From hydrogen fuel cell storage systems to next-generation solar windows and more efficient computing to marine power tech, a whole lot of significant green breakthroughs have occurred in the the country’s national laboratories. But for the rubber to meet the road, innovative companies have to capitalize on those technologies and scale them up to meet the needs of the commercial marketplace—which is what the “America’s Next Top Energy Innovator” challenge is all about.
Hot on the heels of President Obama’s State of Union Address, which highlighted support for American innovation, Secretary of Energy Steven Chu announced the three winning startups out of the 14 finalists in the challenge. Winners were chosen through a combination of public voting and an expert review; each of the winning teams uses breakthrough research from one of the nation’s national laboratories.
The three teams taking top honors (each sharing the top spot) are Iowa Powder Atomization Technologies (IPAT), a startup based in Nevada, Iowa; Umpqua Energy, based in Medford, Ore.; and Vorbeck Materials, based in Jessup, Md.
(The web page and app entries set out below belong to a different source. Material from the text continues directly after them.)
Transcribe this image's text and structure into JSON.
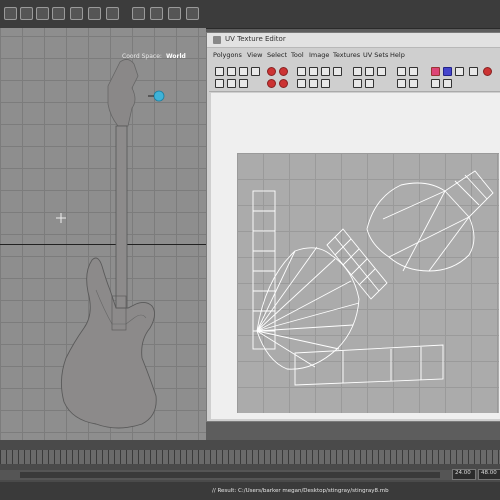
{
  "viewport": {
    "coord_space_label": "Coord Space:",
    "coord_space_value": "World"
  },
  "uv_editor": {
    "title": "UV Texture Editor",
    "menu": [
      "Polygons",
      "View",
      "Select",
      "Tool",
      "Image",
      "Textures",
      "UV Sets",
      "Help"
    ]
  },
  "timeline": {
    "end_frame_a": "24.00",
    "end_frame_b": "48.00"
  },
  "command_line": {
    "result": "// Result: C:/Users/barker megan/Desktop/stingray/stingray8.mb"
  }
}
IPAT is putting gas atomization technology to work that was first developed at Ames Laboratory in Iowa to make the process of developing titanium powder 10 times more efficient than the current industry standard, significantly lowering the cost of this power to manufacturers. Titanium is strong, lightweight, biocompatible and resistant to corrosion, which makes it ideal for use in everything from artificial limbs to military vehicles, biomedical implants, aerospace fasteners and chemical plant valves. (The powder form of titanium is easier to work with than having to cast the metal with molds, and more predictable as well, since titanium has a bad habit of bonding with whatever metal is used to make the mold.)